Other issues include choosing applications without evaluating the advantages /disadvantages of moving to containers. Anticipation of workloads, need for auto scaling, auto healing, data persistence, service discovery, circuit breaking, and canary deployments are often not taken into consideration. As a result, the outcomes of the move fall short of expectations. Choosing the wrong orchestration engine or setting it up improperly can also turn into major pain points. For instance, both Kubernetes and Docker Swarm work in a master slave configuration and use multi-master setup. It’s also important to understand the consensus algorithm that elects the leaders in order to prevent issues.
For example, the RAFT consensus algorithm requires a majority or quorum of [(N/2) +1] members to agree on values proposed to the cluster.
6. Container monitoring
Container monitoring is a different animal all together and very few organization have been able to master the ephemeral, super-fast and light weight containers. Orchestrated container environments are so complex that regular monitoring solutions prove inadequate.
Let’s consider a use case to understand the level of complexity involved. Let’s say we are running a container orchestrator that has a multiple master setup wherein the master nodes must be in sync and continuously communicate with each other. In addition, these master nodes run multiple control activities for maintaining the state of the containers, performing health checks and dynamically creating new containers in case of failure. Additionally, the orchestrator also creates an overlay network, which is a distributed network for Docker daemon hosts. This network sits on top of the host-specific networks, allowing containers connected to it (including Swarm service containers) to communicate securely.
All of these factors must be taken into account when enabling monitoring.
7. Container security
Container security is another aspect that is often neglected while containerizing applications and developing an orchestration strategy and scripts. Security breach of a container is as big a concern as an OS level breach, more so in the case of privileged containers that have root access. Developers and operations engineers do not give enough thought to examining the potential vulnerabilities of the platforms. More often than not, interaction between services is not adequately tracked, making it difficult to identify erroneous interactions, security violations, and potential latency. Most Docker images are built on top of open source base light weight operating systems and the based images are shared amongst containers, as Docker uses the copy on write concept. This can potentially expose a large surface area in case of vulnerability.

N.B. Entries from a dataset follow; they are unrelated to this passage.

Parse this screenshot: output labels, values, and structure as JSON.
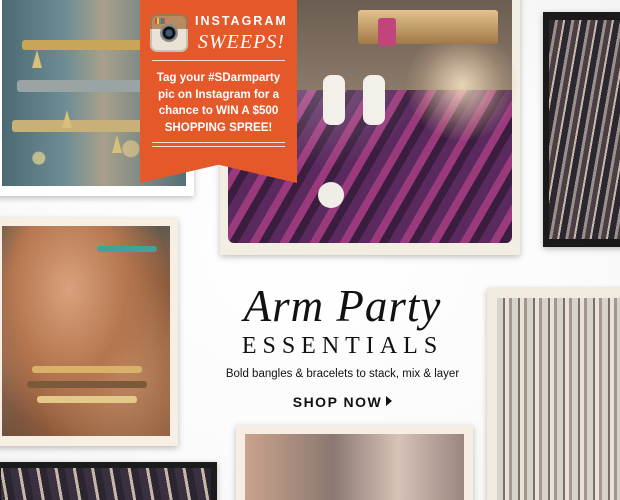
{
  "promo": {
    "brand": "INSTAGRAM",
    "headline": "SWEEPS!",
    "lines": [
      "Tag your #SDarmparty",
      "pic on Instagram for a",
      "chance to WIN A $500",
      "SHOPPING SPREE!"
    ],
    "color": "#e5582a"
  },
  "hero": {
    "title": "Arm Party",
    "subtitle": "ESSENTIALS",
    "tagline": "Bold bangles & bracelets to stack, mix & layer",
    "cta_label": "SHOP NOW"
  },
  "icons": {
    "brand_icon": "instagram-camera-icon",
    "cta_icon": "arrow-right-icon"
  }
}
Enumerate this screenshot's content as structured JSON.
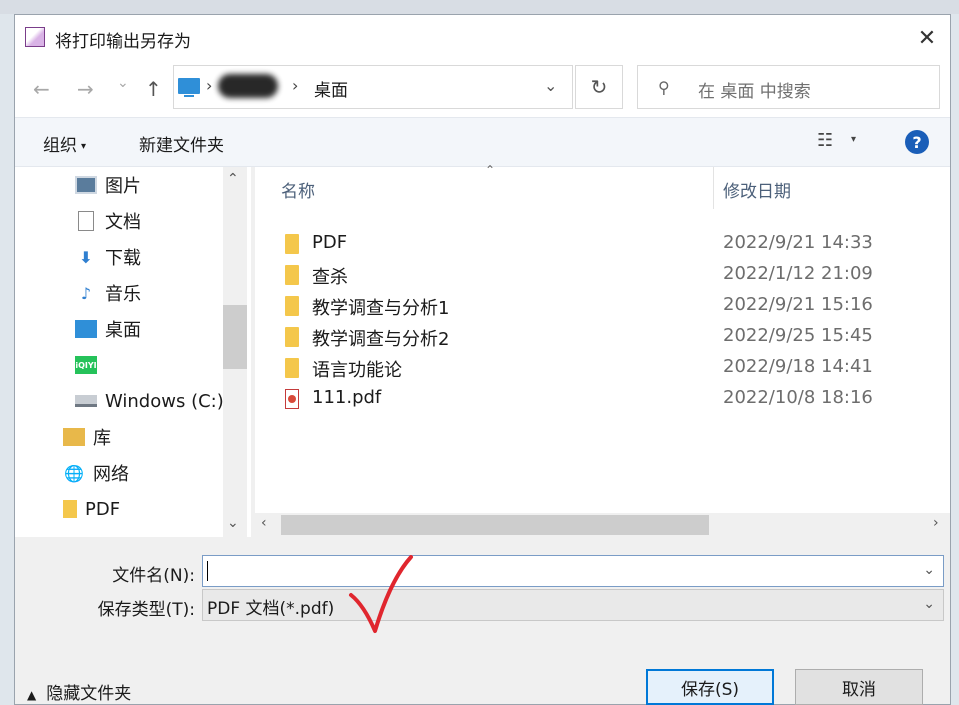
{
  "window": {
    "title": "将打印输出另存为",
    "close_glyph": "✕"
  },
  "address": {
    "back_glyph": "←",
    "forward_glyph": "→",
    "recent_glyph": "⌄",
    "up_glyph": "↑",
    "separator": "›",
    "current": "桌面",
    "dropdown_glyph": "⌄",
    "refresh_glyph": "↻"
  },
  "search": {
    "icon_glyph": "⚲",
    "placeholder": "在 桌面 中搜索"
  },
  "toolbar": {
    "organize_label": "组织",
    "organize_arrow": "▾",
    "new_folder_label": "新建文件夹",
    "view_glyph": "☷",
    "view_arrow": "▾",
    "help_glyph": "?"
  },
  "nav": {
    "items": [
      {
        "label": "图片",
        "icon": "pictures-icon"
      },
      {
        "label": "文档",
        "icon": "documents-icon"
      },
      {
        "label": "下载",
        "icon": "downloads-icon",
        "glyph": "⬇"
      },
      {
        "label": "音乐",
        "icon": "music-icon",
        "glyph": "♪"
      },
      {
        "label": "桌面",
        "icon": "desktop-icon"
      },
      {
        "label": "",
        "icon": "iqiyi-icon",
        "glyph": "iQIYI"
      },
      {
        "label": "Windows (C:)",
        "icon": "drive-icon"
      },
      {
        "label": "库",
        "icon": "library-icon"
      },
      {
        "label": "网络",
        "icon": "network-icon",
        "glyph": "🌐"
      },
      {
        "label": "PDF",
        "icon": "folder-icon"
      }
    ],
    "scroll_up": "⌃",
    "scroll_down": "⌄"
  },
  "files": {
    "sort_glyph": "⌃",
    "columns": [
      "名称",
      "修改日期"
    ],
    "rows": [
      {
        "name": "PDF",
        "date": "2022/9/21 14:33",
        "type": "folder"
      },
      {
        "name": "查杀",
        "date": "2022/1/12 21:09",
        "type": "folder"
      },
      {
        "name": "教学调查与分析1",
        "date": "2022/9/21 15:16",
        "type": "folder"
      },
      {
        "name": "教学调查与分析2",
        "date": "2022/9/25 15:45",
        "type": "folder"
      },
      {
        "name": "语言功能论",
        "date": "2022/9/18 14:41",
        "type": "folder"
      },
      {
        "name": "111.pdf",
        "date": "2022/10/8 18:16",
        "type": "pdf"
      }
    ],
    "hscroll_left": "‹",
    "hscroll_right": "›"
  },
  "form": {
    "filename_label": "文件名(N):",
    "filename_value": "",
    "filetype_label": "保存类型(T):",
    "filetype_value": "PDF 文档(*.pdf)",
    "dropdown_glyph": "⌄"
  },
  "footer": {
    "hide_folders_arrow": "▲",
    "hide_folders_label": "隐藏文件夹",
    "save_label": "保存(S)",
    "cancel_label": "取消"
  },
  "colors": {
    "accent": "#0078d7",
    "annotation_mark": "#e0262e"
  }
}
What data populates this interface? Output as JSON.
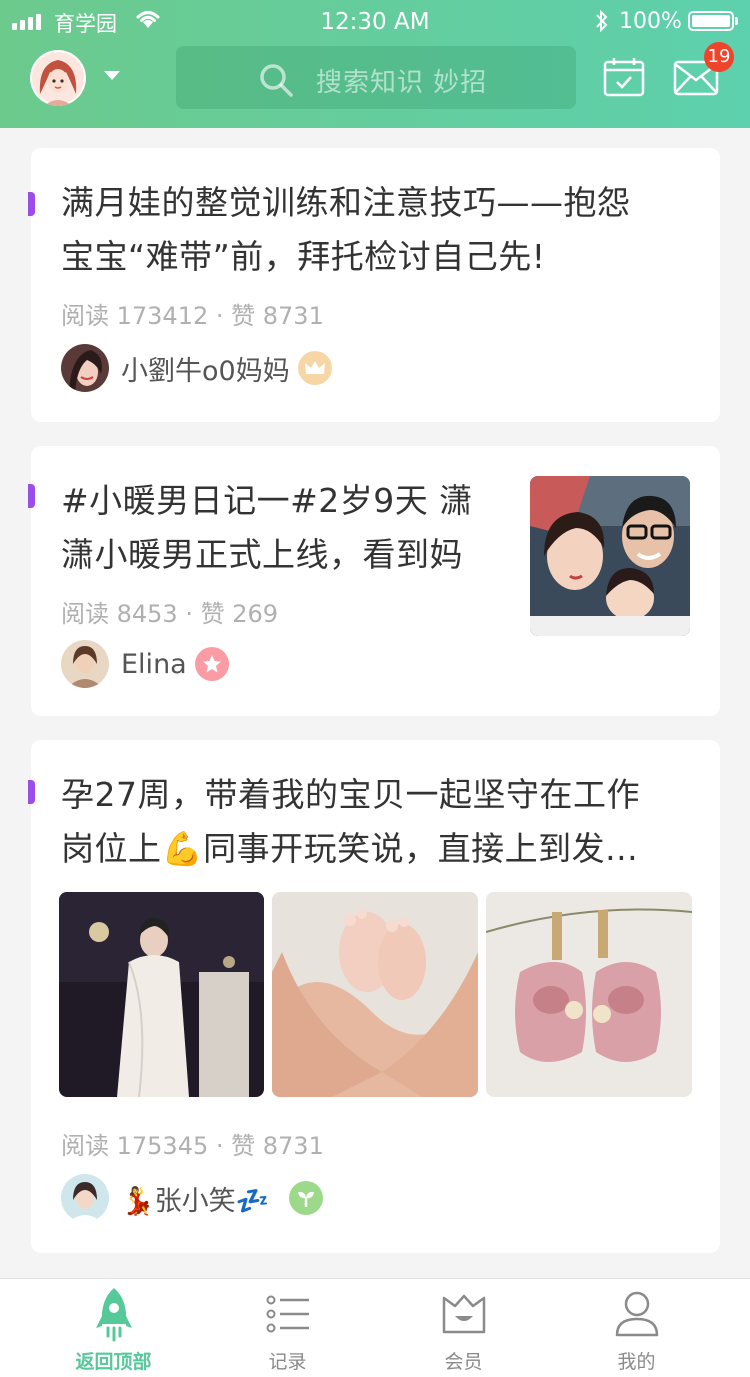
{
  "status_bar": {
    "carrier": "育学园",
    "time": "12:30 AM",
    "battery": "100%"
  },
  "header": {
    "search_placeholder": "搜索知识 妙招",
    "notification_count": "19"
  },
  "feed": [
    {
      "title_lines": [
        "满月娃的整觉训练和注意技巧——抱怨",
        "宝宝“难带”前，拜托检讨自己先!"
      ],
      "meta": "阅读 173412 · 赞 8731",
      "author": "小劉牛o0妈妈",
      "badge": "crown"
    },
    {
      "title_lines": [
        "#小暖男日记一#2岁9天 潇",
        "潇小暖男正式上线，看到妈"
      ],
      "meta": "阅读 8453 · 赞 269",
      "author": "Elina",
      "badge": "star"
    },
    {
      "title_lines": [
        "孕27周，带着我的宝贝一起坚守在工作",
        "岗位上💪同事开玩笑说，直接上到发..."
      ],
      "meta": "阅读 175345 · 赞 8731",
      "author": "💃张小笑💤",
      "badge": "sprout"
    }
  ],
  "tabbar": {
    "tabs": [
      {
        "label": "返回顶部",
        "icon": "rocket-icon"
      },
      {
        "label": "记录",
        "icon": "list-icon"
      },
      {
        "label": "会员",
        "icon": "crown-box-icon"
      },
      {
        "label": "我的",
        "icon": "person-icon"
      }
    ]
  },
  "colors": {
    "header_start": "#6cca8d",
    "header_end": "#5dd0ad",
    "accent": "#55c99a",
    "marker": "#9b4dea",
    "badge": "#f0432c"
  }
}
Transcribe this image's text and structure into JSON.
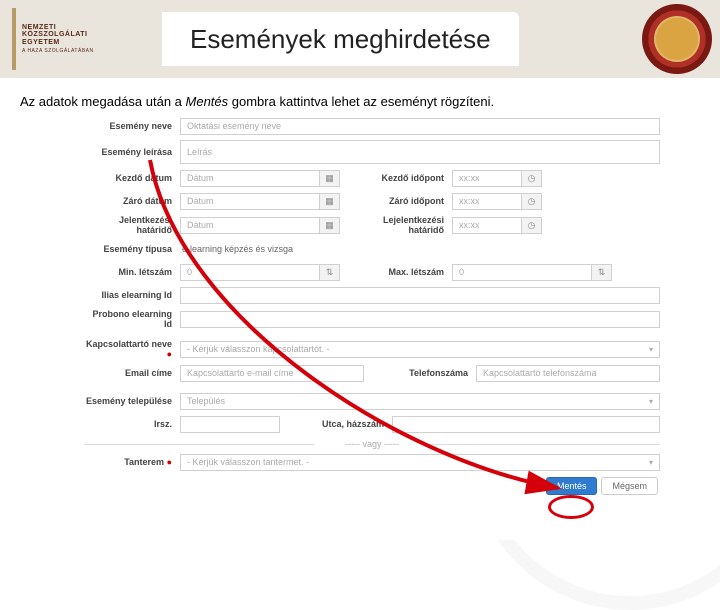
{
  "header": {
    "logo_line1": "NEMZETI",
    "logo_line2": "KÖZSZOLGÁLATI",
    "logo_line3": "EGYETEM",
    "logo_line4": "A HAZA SZOLGÁLATÁBAN",
    "title": "Események meghirdetése"
  },
  "instruction": {
    "prefix": "Az adatok megadása után a ",
    "emph": "Mentés",
    "suffix": " gombra kattintva lehet az eseményt rögzíteni."
  },
  "labels": {
    "event_name": "Esemény neve",
    "event_desc": "Esemény leírása",
    "start_date": "Kezdő dátum",
    "start_time": "Kezdő időpont",
    "end_date": "Záró dátum",
    "end_time": "Záró időpont",
    "reg_deadline_date": "Jelentkezési határidő",
    "reg_deadline_time": "Lejelentkezési határidő",
    "event_type": "Esemény típusa",
    "min_headcount": "Min. létszám",
    "max_headcount": "Max. létszám",
    "ilias_id": "Ilias elearning Id",
    "probono_id": "Probono elearning Id",
    "contact_name": "Kapcsolattartó neve",
    "contact_email": "Email címe",
    "contact_phone": "Telefonszáma",
    "event_city": "Esemény települése",
    "zip": "Irsz.",
    "street": "Utca, házszám",
    "room": "Tanterem"
  },
  "placeholders": {
    "event_name": "Oktatási esemény neve",
    "event_desc": "Leírás",
    "date": "Dátum",
    "time": "xx:xx",
    "contact_select": "- Kérjük válasszon kapcsolattartót. -",
    "contact_email": "Kapcsolattartó e-mail címe",
    "contact_phone": "Kapcsolattartó telefonszáma",
    "city": "Település",
    "room_select": "- Kérjük válasszon tantermet. -"
  },
  "values": {
    "event_type": "e-learning képzés és vizsga",
    "min_headcount": "0",
    "max_headcount": "0"
  },
  "divider": "----- vagy -----",
  "buttons": {
    "save": "Mentés",
    "cancel": "Mégsem"
  },
  "icons": {
    "calendar": "▦",
    "clock": "◷",
    "caret": "▾",
    "stepper": "⇅"
  }
}
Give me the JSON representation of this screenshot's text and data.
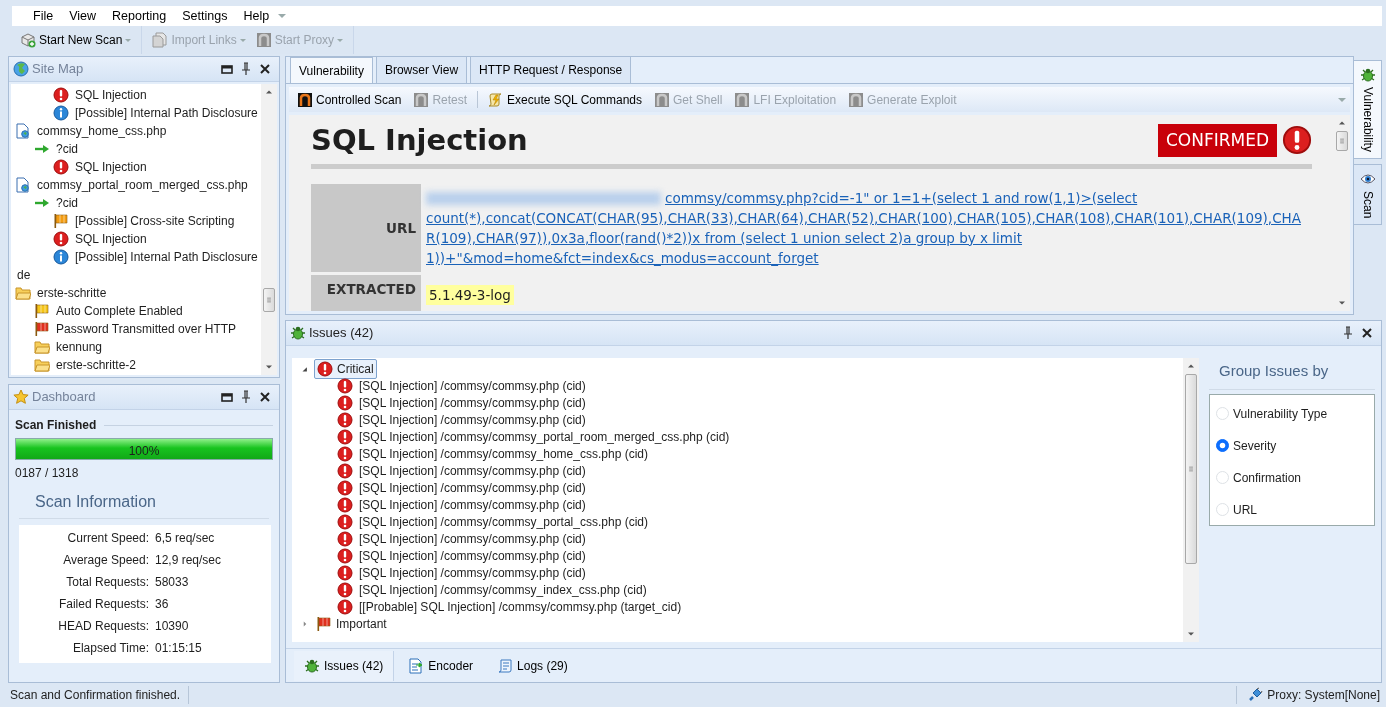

While implementing a container orchestration solution for a large financial client, we figured out that the Etcd primary data store was actually storing sensitive data as unencrypted plain text on disk. Such gaps can lead to major issues if they move on to the production environment.
While the long list of challenges can seem daunting at first sight, most of the pitfalls can be avoided by thoroughly preparing and planning for the transition with a sound strategy.